Yi Ran Weng and Felix Chun Lam, both 2020 Master of Architecture graduates, formed their own design practice, naïvepeopledesign, while they were still students at the Daniels Faculty. They immediately began entering competitions together.
Now, all that extracurricular work is starting to pay off. A project Weng and Lam created in collaboration with another 2020 Daniels Faculty alumnus, Abubakr Bajaman, and Mariya Krasteva, a graduate of the Bartlett School of Architecture, has earned them a precious spot at the upcoming 2021 Seoul Biennale of Architecture and Urbanism.
Clockwise from top right: Yi Ran Weng, Felix Chun Lam, Mariya Krasteva, and Abubakr Bajaman.
The biennale, which will take place in the South Korean capital in September (it's unclear, at this point, whether COVID restrictions will allow the event to happen as planned), is a major international showcase for the latest innovations in architecture and urban design. Designers from around the world compete for a limited number of invitations to build official pavilions for the event.

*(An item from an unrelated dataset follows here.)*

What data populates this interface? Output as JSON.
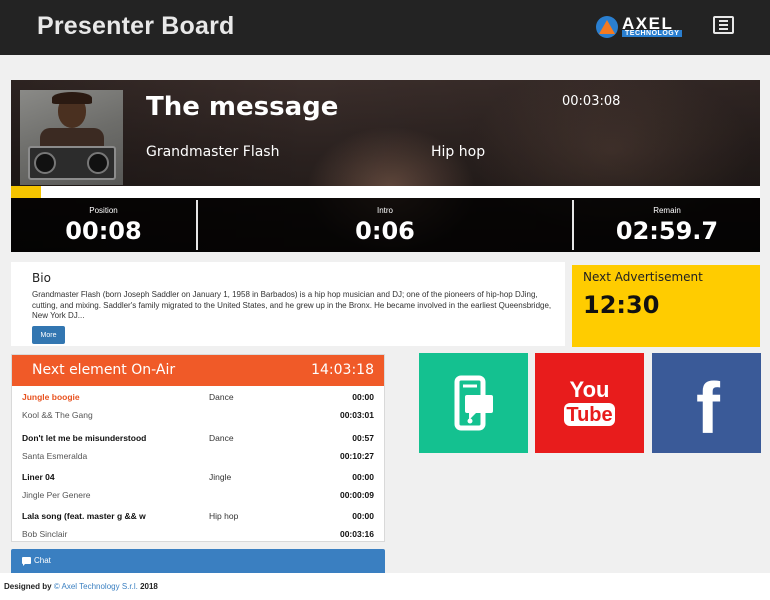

The title of the 2021 biennale will be "Crossroads: Building the Resilient City." When Weng, Lam, Bajaman, and Krasteva began thinking about ways to address that theme, it occurred to them that cities are often only as resilient as their smallest businesses. "Small businesses are often owned by people of colour, or people who don't necessarily have a lot of money to run a store — or even people who have money, but who have been greatly affected by COVID," Weng says.
They knew their design intervention, whatever it was, would have to be applicable in cities around the world. They needed to base their project on something universal — something that could be found just as easily in Canada as in Bulgaria or Hong Kong. That's when it hit them: parking spots.
Renderings of the group's vending stall, installed curbside. Click to view a larger version.
The group designed a new type of mobile, curbside vending stall that could be deposited in a street parking spot, where it would act as a temporary home for a small business. From the outside, the structure looks a bit like a repurposed shipping container. Inside is a bare-bones counter where a vendor could store a few items for sale. Rows of windows provide easy access to customers on the sidewalk or the street. A ladder on the side allows customers to climb onto the roof, where a set of minimalist benches and loungers make it possible to wait for service in relative comfort. The designers called the project "Secret Societies," a nod to the informal social networks that coalesce around small businesses in urban areas.
But their work wasn't done. "We really wanted to use the biennale as not just a place to show beautiful drawings," Weng says. "We wanted to use the platform to provide an answer to how to be resilient. We believe that resiliency comes from the people. If people can find their own resiliency, cities will become much more resilient."
An image of the group's app design. Click to view a larger version.
To show how these miniature curbside stalls could make small businesses more resilient, the group designed an interface for a smartphone app. The app — which is only a mockup, not a usable product — would be a tool for both small business owners and their customers. Owners would use the app to book vending stalls, and customers would use the app to request the presence of particular businesses at vending stalls located in parking spots near their homes.
This app-based booking system would allow small businesses to operate with little or no overhead, wherever their customers happen to be, for however long those customers happen to be there. The designers theorize that this would help these businesses cope with COVID-like economic shocks. The resilience of the business owners would increase, and so would the resilience of the communities that depend on them.
For their pavilion at the biennale, the designers plan to build a full-scale vending stall. They also intend to develop a demonstration version of their smartphone app for attendees to download onto their phones.
To find out more about the Seoul Biennale, visit the event's website.